“A deal,” it said almost moaning in the ecstasy of the moment. “I’ll give you a deal, hadtherad.”
“Wizard,” I said proudly.
“Wizard, hadtherad,” the creature said in annoyance. “It’s the same kind of mortal just from different places.”
“Tell me what you want, vampire.”
The creature grunted in anger, it clearly didn’t like to be called that way.
“My point,” I said triumphantly.
“I have something you want,” it offered. “And I am willing to give it to you so long as you help me deal with a job.”
“Help you with a job?” I know that job wasn’t just going to be serving coffee or calculating taxes. A job probably had to do with the ongoing vampiric war between the two parallel leeches. There was no way I’d get myself involved in it. Not even if it had something to offer me in exchange. Nothing it could give was worth the trouble.
“Information on the whereabouts of your nephew.”
Nothing except for that. I tried to keep my face from showing surprise but Uderach must have seen something on me, maybe a shift in posture or a twitch of the mouth, eyebrow, or head, because the dimples on its face turned red -- a sign of excitement. How had it known about my nephew and my amateur investigation?
The first rule of negotiations is not to show your opponent that they hold a better hand than yours, and the second one is to have confidence, or fake it if you had to. Uderach had something I’d wanted for a couple of months when my sister had told me her son had disappeared. I’d used my magic to find it but nothing came up, and I’m not a private investigator to be able to gather information or figure out what could have happened to him. I have a simple job as a ship mechanic. I had to make it uncomfortable, make it think that choosing out of this position was as beneficial to it as striking a deal with me.

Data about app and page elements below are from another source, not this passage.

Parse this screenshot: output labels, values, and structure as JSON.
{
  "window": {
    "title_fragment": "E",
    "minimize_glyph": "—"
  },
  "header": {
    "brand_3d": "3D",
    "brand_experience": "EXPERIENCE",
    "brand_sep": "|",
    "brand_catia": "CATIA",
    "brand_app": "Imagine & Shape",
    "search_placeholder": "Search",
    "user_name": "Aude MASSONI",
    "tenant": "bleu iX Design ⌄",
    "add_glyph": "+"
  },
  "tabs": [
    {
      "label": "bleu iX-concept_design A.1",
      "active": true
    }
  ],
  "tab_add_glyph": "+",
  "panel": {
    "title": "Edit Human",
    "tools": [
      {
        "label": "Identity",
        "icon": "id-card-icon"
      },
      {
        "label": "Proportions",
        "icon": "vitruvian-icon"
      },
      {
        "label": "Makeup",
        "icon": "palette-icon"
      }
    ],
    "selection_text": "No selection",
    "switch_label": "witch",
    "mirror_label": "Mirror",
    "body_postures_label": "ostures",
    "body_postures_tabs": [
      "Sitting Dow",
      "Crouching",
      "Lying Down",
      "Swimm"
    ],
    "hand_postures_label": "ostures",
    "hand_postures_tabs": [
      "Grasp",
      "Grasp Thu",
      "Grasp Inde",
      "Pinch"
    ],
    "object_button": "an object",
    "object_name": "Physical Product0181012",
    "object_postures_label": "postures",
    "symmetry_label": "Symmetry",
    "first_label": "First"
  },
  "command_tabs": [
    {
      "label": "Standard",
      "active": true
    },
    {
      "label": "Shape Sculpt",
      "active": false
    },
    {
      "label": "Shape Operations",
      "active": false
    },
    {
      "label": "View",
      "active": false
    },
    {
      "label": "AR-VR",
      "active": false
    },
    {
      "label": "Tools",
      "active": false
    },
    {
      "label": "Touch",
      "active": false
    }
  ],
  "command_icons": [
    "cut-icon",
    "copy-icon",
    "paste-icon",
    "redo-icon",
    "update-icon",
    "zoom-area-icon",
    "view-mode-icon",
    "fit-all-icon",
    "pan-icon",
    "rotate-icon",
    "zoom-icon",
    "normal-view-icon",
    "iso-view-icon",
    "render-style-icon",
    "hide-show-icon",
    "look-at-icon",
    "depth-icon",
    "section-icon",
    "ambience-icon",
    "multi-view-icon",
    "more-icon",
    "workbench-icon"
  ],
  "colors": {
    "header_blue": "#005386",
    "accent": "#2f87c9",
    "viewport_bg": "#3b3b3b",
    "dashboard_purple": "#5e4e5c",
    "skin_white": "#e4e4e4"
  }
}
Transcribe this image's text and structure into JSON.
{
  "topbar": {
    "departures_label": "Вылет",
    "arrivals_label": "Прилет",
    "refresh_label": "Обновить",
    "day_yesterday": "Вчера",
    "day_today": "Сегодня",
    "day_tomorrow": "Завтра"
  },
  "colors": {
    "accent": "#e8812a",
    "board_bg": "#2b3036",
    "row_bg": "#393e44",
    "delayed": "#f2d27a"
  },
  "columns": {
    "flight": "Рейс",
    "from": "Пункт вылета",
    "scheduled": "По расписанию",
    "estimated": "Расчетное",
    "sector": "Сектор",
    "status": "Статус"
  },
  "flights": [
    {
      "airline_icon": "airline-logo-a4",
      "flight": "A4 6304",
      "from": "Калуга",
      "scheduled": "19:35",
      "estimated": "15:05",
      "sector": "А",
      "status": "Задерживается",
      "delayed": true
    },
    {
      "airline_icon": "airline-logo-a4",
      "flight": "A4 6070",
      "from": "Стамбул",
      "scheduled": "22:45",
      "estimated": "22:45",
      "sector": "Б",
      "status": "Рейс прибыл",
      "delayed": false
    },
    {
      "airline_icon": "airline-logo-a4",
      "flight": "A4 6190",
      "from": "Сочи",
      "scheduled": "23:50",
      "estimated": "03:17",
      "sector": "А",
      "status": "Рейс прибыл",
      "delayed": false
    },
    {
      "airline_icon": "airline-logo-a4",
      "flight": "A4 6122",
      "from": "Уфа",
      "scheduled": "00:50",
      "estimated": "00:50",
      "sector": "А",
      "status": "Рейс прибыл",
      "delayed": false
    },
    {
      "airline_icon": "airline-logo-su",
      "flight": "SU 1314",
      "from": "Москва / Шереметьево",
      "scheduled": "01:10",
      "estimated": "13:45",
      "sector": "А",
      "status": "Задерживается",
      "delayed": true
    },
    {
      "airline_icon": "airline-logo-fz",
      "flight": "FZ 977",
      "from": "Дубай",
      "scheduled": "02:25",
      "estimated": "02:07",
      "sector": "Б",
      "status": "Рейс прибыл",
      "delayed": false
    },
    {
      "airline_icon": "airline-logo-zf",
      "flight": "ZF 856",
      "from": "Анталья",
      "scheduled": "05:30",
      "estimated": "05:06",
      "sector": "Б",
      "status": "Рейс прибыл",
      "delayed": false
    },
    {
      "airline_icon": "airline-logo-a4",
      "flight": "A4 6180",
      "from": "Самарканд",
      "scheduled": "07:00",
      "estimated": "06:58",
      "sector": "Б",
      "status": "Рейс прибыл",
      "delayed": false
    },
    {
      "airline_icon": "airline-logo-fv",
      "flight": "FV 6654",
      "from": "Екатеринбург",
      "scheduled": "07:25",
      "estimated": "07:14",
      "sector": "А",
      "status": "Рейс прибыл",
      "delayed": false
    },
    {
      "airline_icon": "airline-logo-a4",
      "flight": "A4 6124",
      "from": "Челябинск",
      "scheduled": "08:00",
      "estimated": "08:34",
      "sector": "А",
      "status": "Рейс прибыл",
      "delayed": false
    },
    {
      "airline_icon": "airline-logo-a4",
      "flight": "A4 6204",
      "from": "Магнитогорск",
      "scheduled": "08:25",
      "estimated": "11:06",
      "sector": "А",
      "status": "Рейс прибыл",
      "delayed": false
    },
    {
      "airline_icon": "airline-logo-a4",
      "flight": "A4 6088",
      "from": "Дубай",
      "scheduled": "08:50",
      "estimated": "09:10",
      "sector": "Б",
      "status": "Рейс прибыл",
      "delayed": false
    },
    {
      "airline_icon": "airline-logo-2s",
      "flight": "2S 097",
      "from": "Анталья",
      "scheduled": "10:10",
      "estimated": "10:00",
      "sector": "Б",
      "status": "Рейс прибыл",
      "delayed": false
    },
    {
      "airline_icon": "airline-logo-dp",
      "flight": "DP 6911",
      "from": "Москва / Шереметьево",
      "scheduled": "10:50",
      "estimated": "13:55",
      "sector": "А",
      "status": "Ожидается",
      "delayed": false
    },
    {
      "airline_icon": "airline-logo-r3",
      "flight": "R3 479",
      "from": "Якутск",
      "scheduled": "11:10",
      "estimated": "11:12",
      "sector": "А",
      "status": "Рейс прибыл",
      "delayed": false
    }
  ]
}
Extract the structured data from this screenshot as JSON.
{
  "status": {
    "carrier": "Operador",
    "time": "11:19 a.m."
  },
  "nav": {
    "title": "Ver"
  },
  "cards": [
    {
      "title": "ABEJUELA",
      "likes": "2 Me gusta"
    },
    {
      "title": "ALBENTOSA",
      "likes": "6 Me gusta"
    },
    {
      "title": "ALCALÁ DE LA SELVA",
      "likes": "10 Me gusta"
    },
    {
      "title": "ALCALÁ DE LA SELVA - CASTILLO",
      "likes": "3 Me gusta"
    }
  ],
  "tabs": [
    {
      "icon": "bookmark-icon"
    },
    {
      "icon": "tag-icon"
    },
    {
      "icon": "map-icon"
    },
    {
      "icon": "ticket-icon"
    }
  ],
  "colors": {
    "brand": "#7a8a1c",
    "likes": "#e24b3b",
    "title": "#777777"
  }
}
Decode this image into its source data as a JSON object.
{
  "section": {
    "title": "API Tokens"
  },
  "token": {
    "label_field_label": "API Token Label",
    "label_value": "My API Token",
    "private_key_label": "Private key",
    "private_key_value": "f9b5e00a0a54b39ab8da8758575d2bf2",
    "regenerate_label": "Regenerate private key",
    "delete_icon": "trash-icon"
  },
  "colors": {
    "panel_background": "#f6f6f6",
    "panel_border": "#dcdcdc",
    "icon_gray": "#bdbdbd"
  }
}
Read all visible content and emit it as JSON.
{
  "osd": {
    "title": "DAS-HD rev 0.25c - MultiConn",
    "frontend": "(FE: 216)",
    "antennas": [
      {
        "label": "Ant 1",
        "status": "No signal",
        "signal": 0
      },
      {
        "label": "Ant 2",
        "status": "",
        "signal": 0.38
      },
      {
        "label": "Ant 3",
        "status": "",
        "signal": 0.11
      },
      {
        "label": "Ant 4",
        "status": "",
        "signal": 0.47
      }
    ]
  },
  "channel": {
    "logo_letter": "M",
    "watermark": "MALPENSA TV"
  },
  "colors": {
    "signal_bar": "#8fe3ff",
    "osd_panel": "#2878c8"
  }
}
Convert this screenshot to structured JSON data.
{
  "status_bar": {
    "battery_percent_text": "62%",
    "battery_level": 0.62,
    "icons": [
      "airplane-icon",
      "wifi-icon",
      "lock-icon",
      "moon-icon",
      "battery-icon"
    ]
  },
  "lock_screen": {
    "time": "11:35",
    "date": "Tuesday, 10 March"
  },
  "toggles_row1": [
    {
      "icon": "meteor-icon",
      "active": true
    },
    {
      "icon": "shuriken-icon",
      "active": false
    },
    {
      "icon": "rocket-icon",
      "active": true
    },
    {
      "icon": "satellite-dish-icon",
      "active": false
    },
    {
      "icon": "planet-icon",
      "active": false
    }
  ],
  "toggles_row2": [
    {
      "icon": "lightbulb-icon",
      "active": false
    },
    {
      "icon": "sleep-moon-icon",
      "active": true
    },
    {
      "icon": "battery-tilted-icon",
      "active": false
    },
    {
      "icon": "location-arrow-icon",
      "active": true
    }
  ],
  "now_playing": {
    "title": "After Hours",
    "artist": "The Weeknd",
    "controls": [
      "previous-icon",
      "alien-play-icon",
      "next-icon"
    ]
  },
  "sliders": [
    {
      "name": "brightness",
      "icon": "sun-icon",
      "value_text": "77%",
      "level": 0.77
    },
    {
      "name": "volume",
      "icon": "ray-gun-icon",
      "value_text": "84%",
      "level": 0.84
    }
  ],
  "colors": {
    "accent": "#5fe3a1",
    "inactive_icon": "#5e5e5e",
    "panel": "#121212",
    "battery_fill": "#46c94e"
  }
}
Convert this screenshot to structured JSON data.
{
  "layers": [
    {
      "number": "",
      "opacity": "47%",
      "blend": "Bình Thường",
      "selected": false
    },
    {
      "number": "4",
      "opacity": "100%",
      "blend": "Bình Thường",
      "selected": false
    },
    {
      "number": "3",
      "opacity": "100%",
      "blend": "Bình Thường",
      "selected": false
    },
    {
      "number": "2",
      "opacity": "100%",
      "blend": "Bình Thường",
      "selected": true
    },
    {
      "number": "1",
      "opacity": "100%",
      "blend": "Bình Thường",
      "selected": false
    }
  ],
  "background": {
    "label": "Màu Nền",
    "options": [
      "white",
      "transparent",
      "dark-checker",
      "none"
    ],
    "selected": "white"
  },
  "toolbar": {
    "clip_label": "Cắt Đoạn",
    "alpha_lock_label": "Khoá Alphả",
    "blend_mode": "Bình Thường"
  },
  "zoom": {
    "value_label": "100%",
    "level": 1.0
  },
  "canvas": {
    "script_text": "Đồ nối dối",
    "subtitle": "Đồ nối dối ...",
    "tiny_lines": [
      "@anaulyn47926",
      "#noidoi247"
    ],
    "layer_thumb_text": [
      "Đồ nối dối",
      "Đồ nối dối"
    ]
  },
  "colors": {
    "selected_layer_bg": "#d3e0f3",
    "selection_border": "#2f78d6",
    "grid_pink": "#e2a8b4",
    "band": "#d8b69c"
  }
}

“Information on him? And how about I get that information myself?” I prepared magical energies inside me, I wasn’t thinking of using any spells, but I knew some vampires were sensitive to magical energies in some ways. Maybe it gives them chills, but they do sometimes react to a certain level of magical atmospheric distortion.
Its eyes moved to my thorax, between my chest and my belly, somewhere around where the stomach should be. Its gleaming face turned serious and then moved its sight to my face and said: “it won’t end well for either of us. You know this just as well as I do.”
“Would you like to bet on it?” I forced more energies inside me, the magical density was growing higher every second. I knew it was getting uncomfortable, the more time we talked the more power I’d gather and the stronger my magic will be. In only a few seconds I could pulverize it where it stood in a matter of a whisper.
I’m not a strong magic caster, my flexibility in the arts is not as high as I would like, but just enough for others to feel uncomfortable. If I had more flexibility I’d probably be a force to reckon with. At the very least my magic capabilities are more brawn than brain. If all I can do is throw fireballs, I won’t be throwing golf-sized one, not even bowling balls. I know very well I can dish out child-sized, blue-hot, living fire. And with the power I’ve gathered, my spell should generate some as big as myself.
“Hear me out, wizard,” it said forcing himself to speak the words. “I swear on my family name I’ll abide by the deal. I swear that I have information useful to you. But I won’t share anything unless you give me assistance.”
“Then spit it, torviela,” I answered back.
“Be my champion, Wizard Avarez.”
Surprise after surprise, this time I couldn’t hide it behind a poker face. My magical energies dissipated and the disgusting creature of the night smiled and gave out a heartfelt belly laugh.
“What?” I asked still confused.
Interrupting its laughter, it answered back. “And with this, I’ve won a bet.”